*** DATASET CONTENT ***

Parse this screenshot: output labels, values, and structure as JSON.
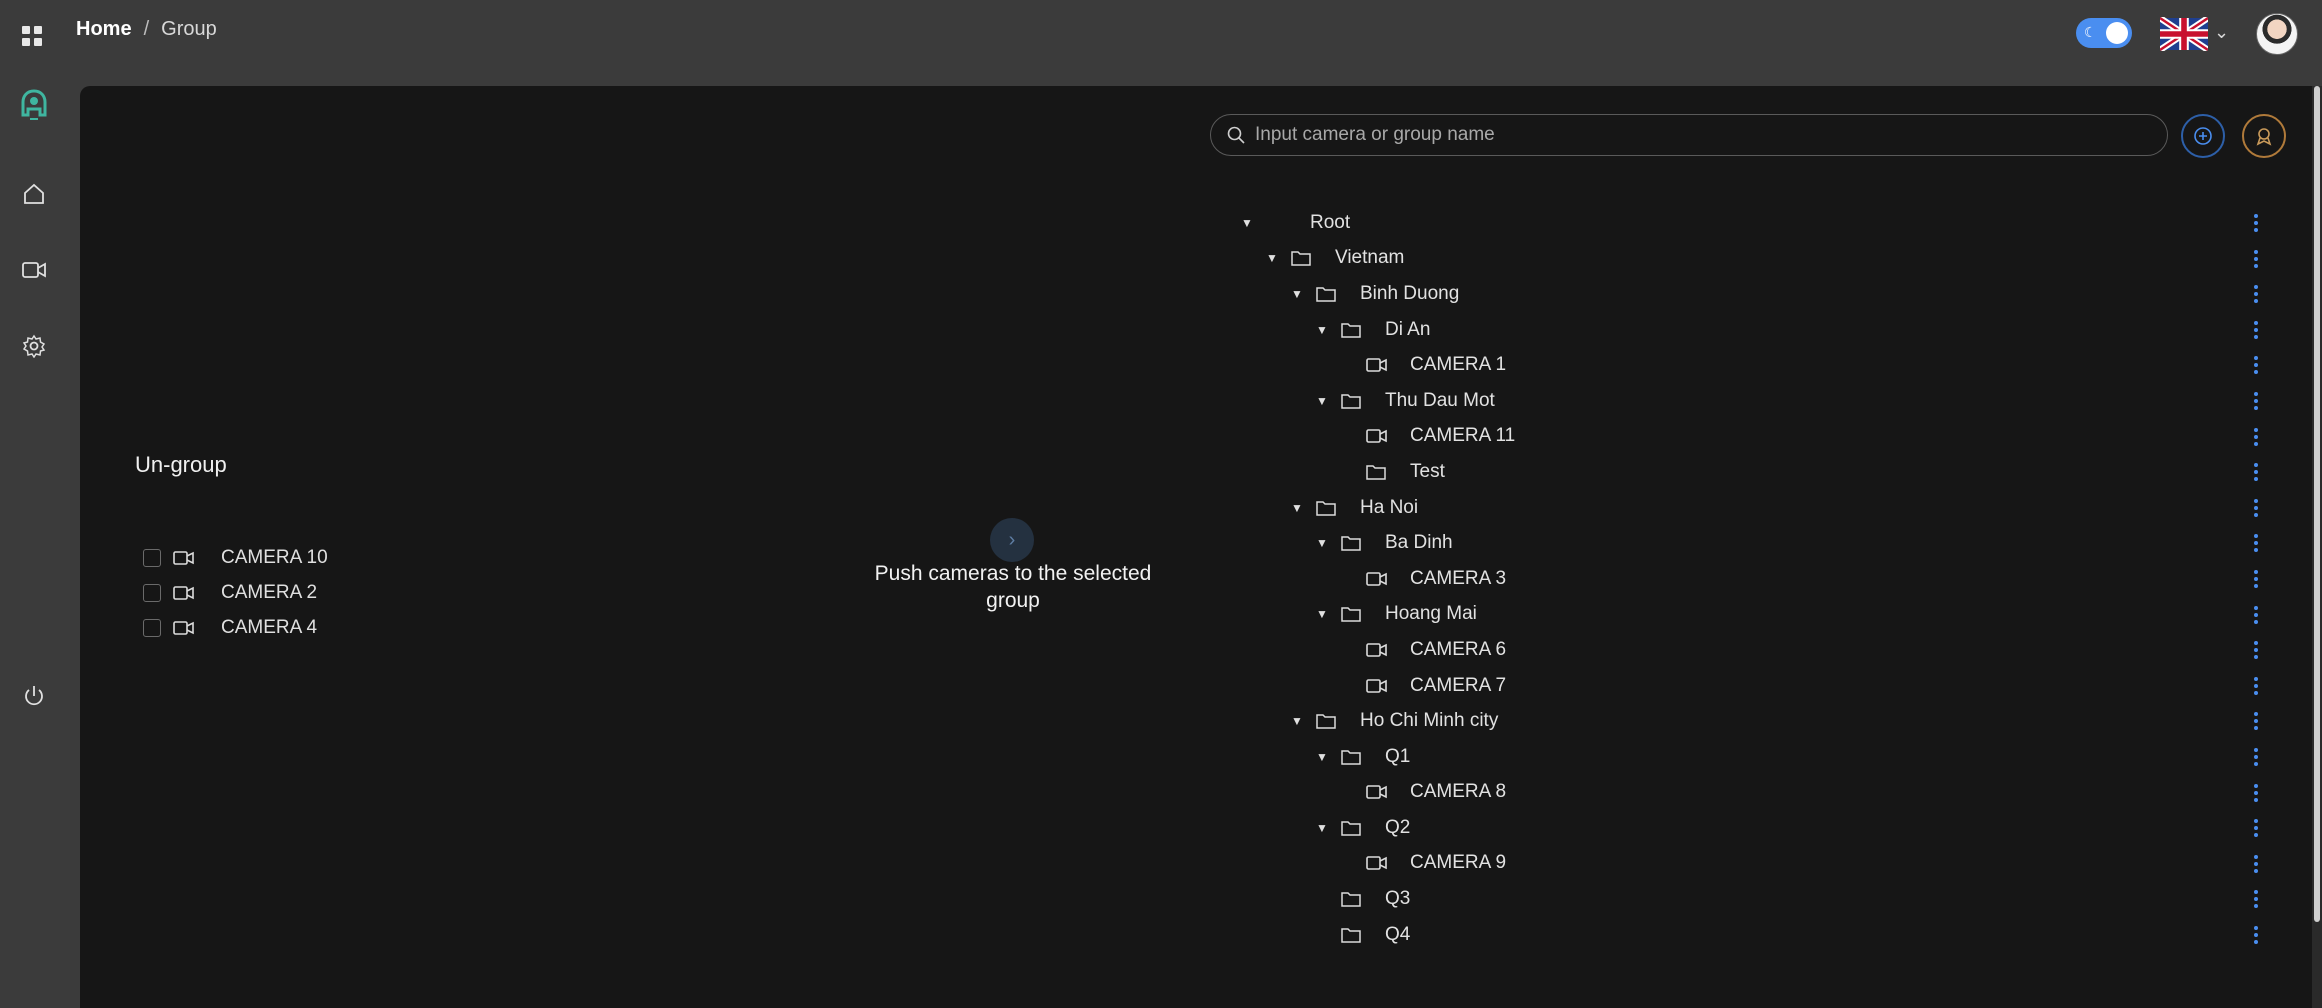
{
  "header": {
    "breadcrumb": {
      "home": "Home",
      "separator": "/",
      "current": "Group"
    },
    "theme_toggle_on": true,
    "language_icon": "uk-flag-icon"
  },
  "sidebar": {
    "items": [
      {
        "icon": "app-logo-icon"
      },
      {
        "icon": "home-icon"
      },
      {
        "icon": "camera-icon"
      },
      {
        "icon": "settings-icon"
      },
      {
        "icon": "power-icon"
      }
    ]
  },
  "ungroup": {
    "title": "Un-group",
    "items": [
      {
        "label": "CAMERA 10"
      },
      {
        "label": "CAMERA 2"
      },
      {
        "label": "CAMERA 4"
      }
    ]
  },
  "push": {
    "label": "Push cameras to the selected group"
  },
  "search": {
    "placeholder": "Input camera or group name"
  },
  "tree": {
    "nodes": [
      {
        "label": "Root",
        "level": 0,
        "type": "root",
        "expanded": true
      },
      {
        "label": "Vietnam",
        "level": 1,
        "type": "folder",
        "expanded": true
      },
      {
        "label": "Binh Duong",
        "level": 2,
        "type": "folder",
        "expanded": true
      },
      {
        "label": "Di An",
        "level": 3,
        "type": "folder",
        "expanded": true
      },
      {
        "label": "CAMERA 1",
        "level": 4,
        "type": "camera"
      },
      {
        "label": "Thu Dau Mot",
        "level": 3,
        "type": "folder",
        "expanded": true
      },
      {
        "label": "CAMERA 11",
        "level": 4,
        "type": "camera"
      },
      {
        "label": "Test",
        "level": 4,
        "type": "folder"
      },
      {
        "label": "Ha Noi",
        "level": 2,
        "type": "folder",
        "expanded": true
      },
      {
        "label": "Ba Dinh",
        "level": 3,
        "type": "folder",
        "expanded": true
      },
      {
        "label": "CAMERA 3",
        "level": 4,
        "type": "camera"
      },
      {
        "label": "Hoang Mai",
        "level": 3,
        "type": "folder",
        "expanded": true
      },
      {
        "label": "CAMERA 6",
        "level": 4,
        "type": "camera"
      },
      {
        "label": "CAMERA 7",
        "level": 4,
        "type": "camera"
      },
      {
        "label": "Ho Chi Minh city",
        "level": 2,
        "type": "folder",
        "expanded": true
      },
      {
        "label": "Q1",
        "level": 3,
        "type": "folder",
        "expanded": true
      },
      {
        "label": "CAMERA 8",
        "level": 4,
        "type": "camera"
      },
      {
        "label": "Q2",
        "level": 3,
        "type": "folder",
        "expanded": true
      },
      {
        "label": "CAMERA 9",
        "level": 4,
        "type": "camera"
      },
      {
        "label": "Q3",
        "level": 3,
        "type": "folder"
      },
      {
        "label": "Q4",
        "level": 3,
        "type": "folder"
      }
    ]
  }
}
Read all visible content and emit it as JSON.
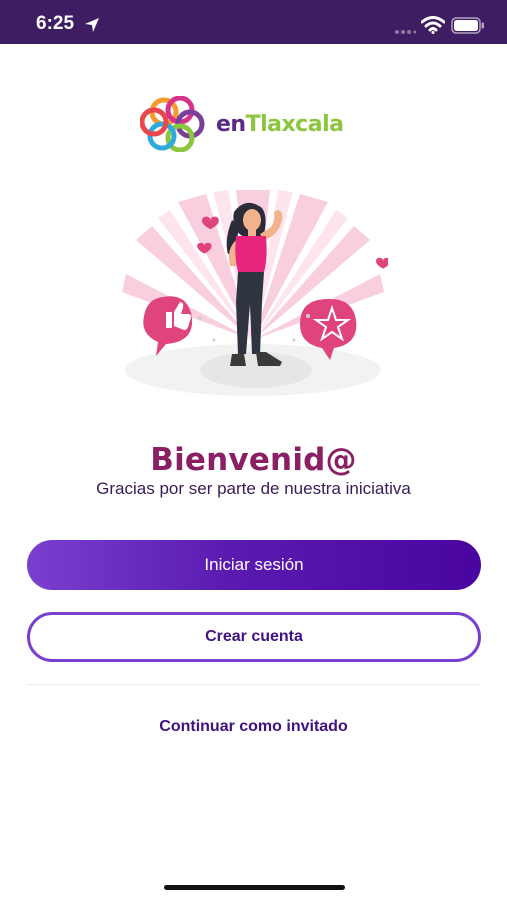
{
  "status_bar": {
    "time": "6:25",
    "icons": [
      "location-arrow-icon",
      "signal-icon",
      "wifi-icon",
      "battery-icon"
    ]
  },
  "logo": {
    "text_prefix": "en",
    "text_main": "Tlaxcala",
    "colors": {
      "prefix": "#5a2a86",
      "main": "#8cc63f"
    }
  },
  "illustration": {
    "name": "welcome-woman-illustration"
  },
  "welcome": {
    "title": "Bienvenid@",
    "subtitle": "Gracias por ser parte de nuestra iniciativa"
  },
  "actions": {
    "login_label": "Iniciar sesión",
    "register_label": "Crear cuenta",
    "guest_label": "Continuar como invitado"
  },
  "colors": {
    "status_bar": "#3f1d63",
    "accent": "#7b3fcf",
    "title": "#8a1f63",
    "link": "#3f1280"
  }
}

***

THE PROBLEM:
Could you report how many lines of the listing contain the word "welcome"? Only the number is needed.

ANSWER TO THIS EXERCISE:
2